June 1st 2013
Moving along, I had to hit the honey do list today, so I was only able to get the end strip in and cut a bunch of small braces to hold the transverse braces down.
When I glue the top down it will happen as shown in the pictures. The top and sides will be in the solera. I will mostly use cam clamps but I can use rubber bands as well, that is what all of those dowels are for on my solera. It is nice working this was as I can make sure the rims are clamped right where I want it on the top. For those following (I describe it early in the blog) you will see that I still have the top indexed to the solera. Not visible but in place, the neck is also indexed to my solera with a couple of 1/8" diameter dowels. So if my indexing is correct I can not fail having the top and next properly aligned. Here are a few pictures cutting the rebate and installing the end strip. The picture also are the first view of my Australian blackwood (Acacia melanoxylon) bindings combined with my African blackwood (Dalbergia melanoxylon ) back and sides

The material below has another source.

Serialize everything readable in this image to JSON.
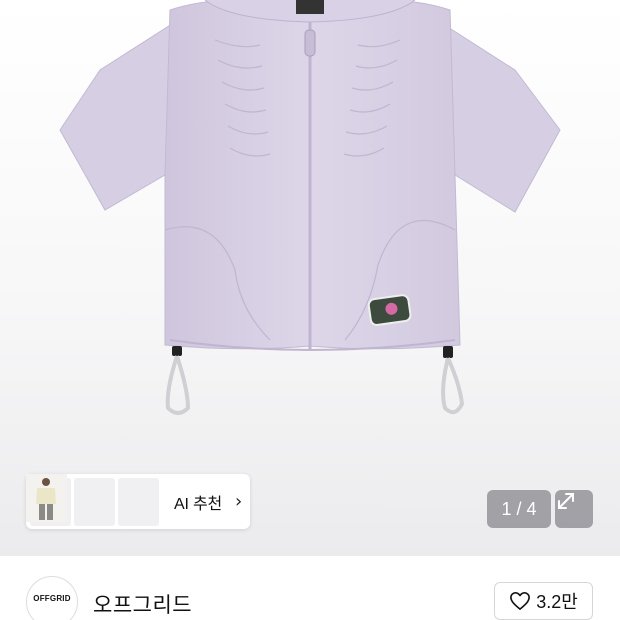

I just use a scrapper as a guide for my saw. Before I cut with a razor saw I score very deep with a new scalpel blade hoping to have a clean line at the top of the cut. Although it does not look like it in this series of pictures. The saw is always on the waste side of the cut and the scraper is on the outside.

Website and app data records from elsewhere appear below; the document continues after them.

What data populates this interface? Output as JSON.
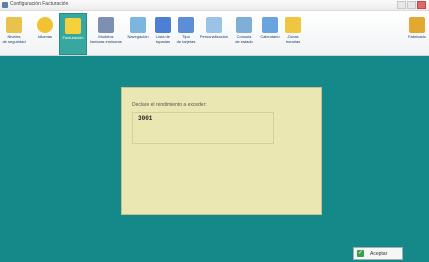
{
  "window": {
    "title": "Configuración Facturación"
  },
  "toolbar": {
    "items": [
      {
        "label": "Niveles\nde seguridad",
        "icon": "security-icon",
        "color": "#e8c24a"
      },
      {
        "label": "Idiomas",
        "icon": "globe-icon",
        "color": "#f2c230"
      },
      {
        "label": "Facturación",
        "icon": "invoice-icon",
        "color": "#f5d23d"
      },
      {
        "label": "Modelos\nfacturas emisoras",
        "icon": "document-models-icon",
        "color": "#7e8fb4"
      },
      {
        "label": "Navegación",
        "icon": "navigation-icon",
        "color": "#7bb6de"
      },
      {
        "label": "Lista de\ntopadas",
        "icon": "list-icon",
        "color": "#4e7fd6"
      },
      {
        "label": "Tipo\nde tarjetas",
        "icon": "cards-icon",
        "color": "#5b8ed6"
      },
      {
        "label": "Personalización",
        "icon": "personalize-icon",
        "color": "#9bc3e8"
      },
      {
        "label": "Consola\nde estado",
        "icon": "status-console-icon",
        "color": "#7faed6"
      },
      {
        "label": "Calendario",
        "icon": "calendar-icon",
        "color": "#6aa4e0"
      },
      {
        "label": "Zonas\nhorarias",
        "icon": "timezone-icon",
        "color": "#f0c640"
      },
      {
        "label": "Fabricado",
        "icon": "factory-icon",
        "color": "#e2a830"
      }
    ]
  },
  "dialog": {
    "prompt": "Declare el rendimiento a exceder:",
    "value": "3001"
  },
  "accept_button": {
    "label": "Aceptar"
  },
  "colors": {
    "background": "#15898a",
    "dialog": "#ebe7b3",
    "active_tab": "#37a8a0"
  }
}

June 2nd 2013
I did get the top glued onto the rims today with the neck straight and centered. Also I nearly finished the preparations for gluing on the back. After I glued on the top I glued some small braces to hold the harmonic braces in place. I finished up marking where I need to route for the back braces. I had to cook dinner and I had a couple of drinks so I will save the routing for tomorrow.
June 4th 2013
I finished closing the box on the classical guitar today. From the last post I had to route out the rebates for the back braces and sort of clean things up. Another change I made at the last minute was to rework my solera so that the neck will have a slight forward tilt. The nut location on the neck should be about 2 mm higher than the plane of the guitar. I was not going to do this and rework the fret board instead to get my geometry but most of the higher end classical guitar luthiers do it so I decided to do so as well. I am waiting for the glue up of the back to cure before I know how it will work.
The pictures below show my setup for routing the rebates for the braces and how I set the depth. I mostly carve the ends very close to 1/8" but setting the depth of the bit on my baby die grinder right on the brace allows me to have really tight joints.
The back matched the profile really well you can see that it conforms nicely to 15' radius, clamping just the heel and the end block. Also when I went to glue the back on I got really good squeeze out after just a few clamps were on, although ultimately I did not skimp on the number of clamps.
June 5th 2013
Like Christmas morning I could only sleep till 4:30! I pulled the clamps off of the guitar and trimmed the excess every where except near the neck and heel. From my initial measurements everything is where I wanted it. On to the binding and purflings. The only new thing I am going to do is to not taking the binding all the way around on the heel end of the back. Instead I am going to take the binding just past the edge of the heel so that it looks to be inset into the heel cap extension I left on the back. If I can not make it look clean I will go ahead and cut it through and bind it like I normally do. Having the neck already on makes this whole operation a lot harder. Extending the back through the heal cap assures that I have a lot of hand tool work to bind the back. I will take pictures as I go for the good or the bad.